16:00  Visit to CQT Labs in NUS 
17 Feb, Fri 
Venue: Botanique Room, Level 7, Park Hotel Alexandra 
9:20 
Benoît Grémaud, CQT, NUS Haldane phase in the sawtooth lattice: edge states, entanglement spectrum and the flat band Abstract Using density matrix renormalization group numerical calculations, we study the phase diagram of the half filled BoseHubbard system in the sawtooth lattice with strong frustration in the kinetic energy term. We focus in particular on values of the hopping terms which produce a flat band and show that, in the presence of contact and near neighbor repulsion, three phases exist: Mott insulator (MI), charge density wave (CDW), and the topological Haldane insulating (HI) phase. After a short review of these phases for the regular BoseHubbard model in one dimension, I will discuss how their properties are modified by the flat band, especially the ones of the Haldane phase. 
10:00 
JanMichael Rost, MPI komplexe Systeme Dresden Nonadiabatic photoionization: pump and probe by a single pulse Abstract In this contribution we will discuss properties of nonadiabatic
photoionization which is realized when the length of the light pulse is
comparable with the time scale of the bound electronorbital to be ionized.

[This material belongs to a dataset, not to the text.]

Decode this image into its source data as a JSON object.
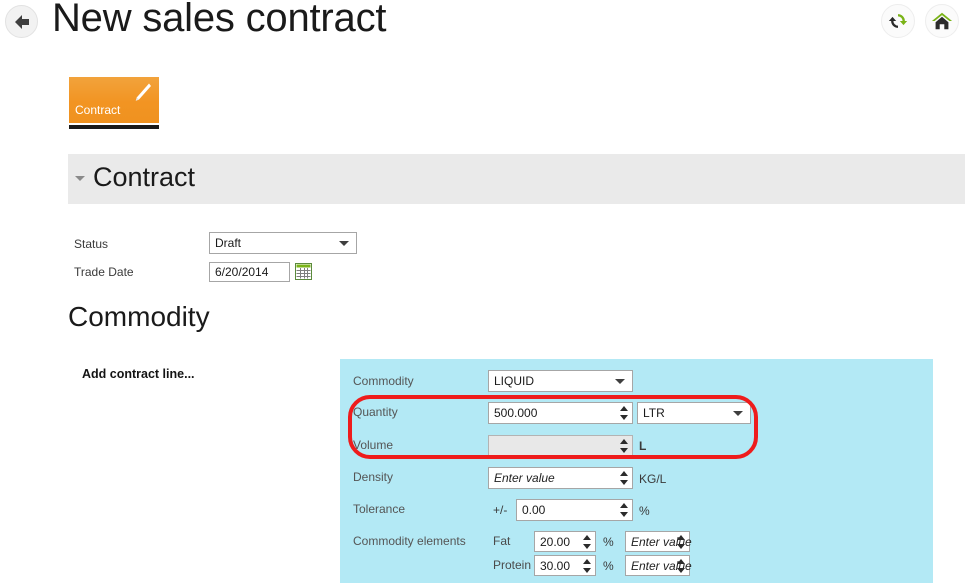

Since dynamics becomes relevant to the derivative of the pulse envelope, a
typical Gaussian pulse acts like a double pulse. The resulting two
ionization bursts interfer. This opens the possibility of a precise
determination of energy differences despite the large energy width of a
short pulse.

10:40  Coffee/Tea Break 
11:10 
Wenhui Li, CQT, NUS Coherent microwavetooptical conversion via sixwave mixing in Rydberg atoms Abstract Efficient and coherent interconversion of millimetre waves and optical fields is critical for classical and quantum technologies. To achieve this, the challenge resides in the design of a device that interacts strongly with both frequency bands, microwave and optical. In this poster, we report an experimental demonstration of a new scheme based on sixwave mixing in Rydberg atoms [1]. Our scheme utilizes the strong coupling of millimetre waves to Rydberg atoms as well as electromagnetically induced transparency that greatly enhances the nonlinearity for the conversion process.
The microwavetooptical conversion demonstrated here is freespace, broadband and has the potential to reach nearunity photon conversion efficiency upon modification of the geometry of our setup. Our results indicate the tremendous potential of Rydberg atoms for the efficient conversion between microwave and optical fields, and thus paves the way to many applications.

11:50 
Gerhard Zurn, Uni Heidelberg Spin dynamics of dipolar interacting Rydberg atoms Abstract The relaxation dynamics of strongly coupled systems brought out of equilibrium is of particular interest in the presence of long range interactions which can be introduced by resonant dipolar exchange interactions between Rydberg atoms. We present an experimental realization of such a prototypical dipolar spin model by coupling two strongly interacting Rydberg states using a microwave field. At low Rydberg density where interactions are negligible, we show that our system can be mapped onto a spin1/2 model. By driving the manybody system outofequilibrium for higher densities we report the observation of coherent spin oscillations with interactioninduced damping, which can be described in terms of a dipolar XXmodel in effective magnetic fields. The comparison with theoretical calculations allows us to identify the initial quantum fluctuations as a source of relaxation. 
12:30  Lunch 
14:00 
Discussion 
15:20  Concluding Remarks 
16:00  Visit to CQT Labs in NTU